In Bello v. Campus Realty LLC, 99 A.D.3d 638 (1st Dept. 2012), a multi-family building’s residents brought a premises security action against building’s owner after they were robbed by intruders. The appellate court held that genuine issues of material fact existed that precluded summary judgment in the tenants’ premises security action. The question the trial court needed to contemplate was whether the landlord breached its duty to take minimal security precautions to protect residents from foreseeable criminal acts by failing to remedy an allegedly broken lock on the building’s front door entrance, despite notice of the dangerous condition, and whether the robbery of the residents was foreseeable, given the evidence of prior crimes, including robberies in and around the building.
The appellate court made the same decision in Carmen P. by Maria P. v. PS & S Realty Corp., 259 A.D.2d 386 (1st dept., 1999) when a fourteen-year-old tenant brought negligence action against landlord for breaching his duty to take precautions against foreseeable criminal assaults on tenants after she was raped by an unknown assailant who forced his way into her apartment. There was evidence that intruders loitered in the hallways, committed robberies, assaults, and drug crimes in the building, and that tenants complained about lack of security.

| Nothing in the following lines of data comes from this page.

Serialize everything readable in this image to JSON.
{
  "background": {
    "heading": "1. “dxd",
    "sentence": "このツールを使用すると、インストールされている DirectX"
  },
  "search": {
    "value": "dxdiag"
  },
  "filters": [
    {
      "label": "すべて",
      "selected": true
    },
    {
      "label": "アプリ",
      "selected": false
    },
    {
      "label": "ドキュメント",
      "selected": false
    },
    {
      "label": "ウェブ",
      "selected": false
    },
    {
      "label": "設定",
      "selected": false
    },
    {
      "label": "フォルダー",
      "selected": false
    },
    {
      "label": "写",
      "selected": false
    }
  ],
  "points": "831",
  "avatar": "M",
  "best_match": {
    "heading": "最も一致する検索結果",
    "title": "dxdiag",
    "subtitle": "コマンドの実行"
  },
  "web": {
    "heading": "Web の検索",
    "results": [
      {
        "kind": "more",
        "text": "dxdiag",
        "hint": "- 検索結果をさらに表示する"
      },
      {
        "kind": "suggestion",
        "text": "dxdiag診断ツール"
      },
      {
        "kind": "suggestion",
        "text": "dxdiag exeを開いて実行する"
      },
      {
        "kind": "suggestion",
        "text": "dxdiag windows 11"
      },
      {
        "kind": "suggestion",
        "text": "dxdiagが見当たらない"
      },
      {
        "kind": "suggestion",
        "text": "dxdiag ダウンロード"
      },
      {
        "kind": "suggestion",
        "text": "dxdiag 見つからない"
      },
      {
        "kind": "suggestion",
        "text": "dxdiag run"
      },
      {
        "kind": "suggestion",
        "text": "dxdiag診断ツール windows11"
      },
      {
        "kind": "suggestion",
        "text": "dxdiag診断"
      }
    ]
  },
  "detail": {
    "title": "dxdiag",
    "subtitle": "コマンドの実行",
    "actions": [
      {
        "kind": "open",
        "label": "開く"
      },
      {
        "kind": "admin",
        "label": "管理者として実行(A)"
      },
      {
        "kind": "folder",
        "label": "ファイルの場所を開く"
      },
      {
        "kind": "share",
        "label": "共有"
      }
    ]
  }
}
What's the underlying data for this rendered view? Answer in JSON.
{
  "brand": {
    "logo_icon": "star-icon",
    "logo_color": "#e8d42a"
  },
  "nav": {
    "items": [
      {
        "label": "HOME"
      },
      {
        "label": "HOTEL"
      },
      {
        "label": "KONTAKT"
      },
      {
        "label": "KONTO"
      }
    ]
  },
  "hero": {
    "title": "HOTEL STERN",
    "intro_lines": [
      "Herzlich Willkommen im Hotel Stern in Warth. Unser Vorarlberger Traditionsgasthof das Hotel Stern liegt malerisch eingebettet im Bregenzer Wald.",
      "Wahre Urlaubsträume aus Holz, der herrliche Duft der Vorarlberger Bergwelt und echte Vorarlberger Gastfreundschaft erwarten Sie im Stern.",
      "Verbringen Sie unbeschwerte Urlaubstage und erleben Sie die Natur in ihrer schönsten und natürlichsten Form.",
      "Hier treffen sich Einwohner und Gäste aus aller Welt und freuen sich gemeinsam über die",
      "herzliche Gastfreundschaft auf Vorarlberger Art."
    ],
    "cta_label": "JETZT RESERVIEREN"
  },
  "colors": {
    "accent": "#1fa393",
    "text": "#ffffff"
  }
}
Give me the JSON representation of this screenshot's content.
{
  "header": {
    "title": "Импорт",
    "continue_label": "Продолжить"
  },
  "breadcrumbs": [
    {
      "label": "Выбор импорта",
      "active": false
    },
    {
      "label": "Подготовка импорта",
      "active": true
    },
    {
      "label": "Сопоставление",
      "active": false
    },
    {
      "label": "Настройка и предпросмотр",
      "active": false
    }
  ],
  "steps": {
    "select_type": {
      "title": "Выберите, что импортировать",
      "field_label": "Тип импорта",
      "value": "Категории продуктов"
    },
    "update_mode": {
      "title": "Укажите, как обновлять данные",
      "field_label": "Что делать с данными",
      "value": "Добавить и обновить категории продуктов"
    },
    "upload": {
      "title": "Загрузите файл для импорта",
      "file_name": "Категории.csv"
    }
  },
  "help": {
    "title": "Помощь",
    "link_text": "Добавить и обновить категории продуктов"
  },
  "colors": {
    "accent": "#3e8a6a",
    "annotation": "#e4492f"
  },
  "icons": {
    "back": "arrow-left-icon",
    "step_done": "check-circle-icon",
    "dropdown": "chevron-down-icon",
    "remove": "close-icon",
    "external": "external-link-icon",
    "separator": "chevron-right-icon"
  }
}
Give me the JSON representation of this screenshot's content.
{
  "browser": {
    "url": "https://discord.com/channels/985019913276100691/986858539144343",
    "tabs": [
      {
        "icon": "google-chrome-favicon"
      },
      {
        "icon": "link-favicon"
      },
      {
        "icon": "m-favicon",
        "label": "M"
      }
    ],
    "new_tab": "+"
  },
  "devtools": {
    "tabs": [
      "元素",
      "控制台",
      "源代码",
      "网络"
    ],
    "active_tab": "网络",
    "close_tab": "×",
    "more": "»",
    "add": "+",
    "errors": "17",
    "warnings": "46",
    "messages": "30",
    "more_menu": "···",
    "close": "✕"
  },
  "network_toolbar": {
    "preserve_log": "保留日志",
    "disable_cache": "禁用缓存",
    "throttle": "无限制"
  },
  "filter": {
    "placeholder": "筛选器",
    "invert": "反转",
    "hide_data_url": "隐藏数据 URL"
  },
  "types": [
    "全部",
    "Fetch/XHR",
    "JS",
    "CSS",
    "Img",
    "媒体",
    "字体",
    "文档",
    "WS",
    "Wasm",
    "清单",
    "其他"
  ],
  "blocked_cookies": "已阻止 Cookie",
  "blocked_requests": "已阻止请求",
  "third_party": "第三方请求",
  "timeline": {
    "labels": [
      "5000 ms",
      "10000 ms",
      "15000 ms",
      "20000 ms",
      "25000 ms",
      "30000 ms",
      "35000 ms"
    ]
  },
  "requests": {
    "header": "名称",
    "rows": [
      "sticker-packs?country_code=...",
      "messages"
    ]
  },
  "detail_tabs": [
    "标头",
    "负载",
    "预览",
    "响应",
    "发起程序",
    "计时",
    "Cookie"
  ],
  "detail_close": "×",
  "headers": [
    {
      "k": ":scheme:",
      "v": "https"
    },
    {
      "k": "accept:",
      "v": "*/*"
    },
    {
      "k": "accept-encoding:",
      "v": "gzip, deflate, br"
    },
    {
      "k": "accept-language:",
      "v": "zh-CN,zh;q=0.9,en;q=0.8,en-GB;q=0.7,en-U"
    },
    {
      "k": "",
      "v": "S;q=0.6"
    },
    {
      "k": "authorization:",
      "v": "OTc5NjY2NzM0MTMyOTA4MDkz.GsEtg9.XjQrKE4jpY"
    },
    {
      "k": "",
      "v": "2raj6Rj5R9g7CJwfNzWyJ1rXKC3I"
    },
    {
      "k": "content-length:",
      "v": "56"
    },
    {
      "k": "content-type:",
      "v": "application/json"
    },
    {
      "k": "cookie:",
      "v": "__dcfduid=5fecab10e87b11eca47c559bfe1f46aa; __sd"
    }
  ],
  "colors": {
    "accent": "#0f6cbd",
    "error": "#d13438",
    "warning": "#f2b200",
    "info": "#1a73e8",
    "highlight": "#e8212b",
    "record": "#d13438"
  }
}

I have had landlords report to me that their tenants are complaining repeatedly in writing to them about illegal short-term guests of other tenants loitering in the hallways and having raucous parties. The question remains open as to whether such a landlord would be liable if a tenant was harmed by a short-term leasing guest.
In NYC v. Lorimer LLC, ECB Appeal No. 1400672, September 18, 2014 (affirmed 11/20/2014 under Appeal No. 1401013), a tenant who rented four apartments in a multiple dwelling converted them to transient use, resulting in violations and fines. The landlord testified that he had no idea that the tenant had done this and it would have been impossible for him to access these apartments. The ECB did not find this testimony credible, because increased traffic in the building should have alerted landlord to the problem, and landlord did not show that he either physically or legally attempted to gain access and deal with the problem.
The writing is on the wall, in my humble opinion. Have you ever dealt with an insurance company. I will give you a hint – they like to deny claims. If you burn your building down because you are engaged in an illegal act, are you covered? If coop subtenants - or WORSE shareholders - are renting the units illegally on Airbnb and other short-term leasing cites, and there is a loss occasioned by those guests (you don't even burn the building down, guests you never met do!), then I am guessing that neither the shareholder’s nor the board’s insurance would cover the loss. I am not an insurance lawyer and I do not know. I wouldn’t want to be rolling those dice.
Let me know if you need anything else.
Michelle Maratto Itkowitz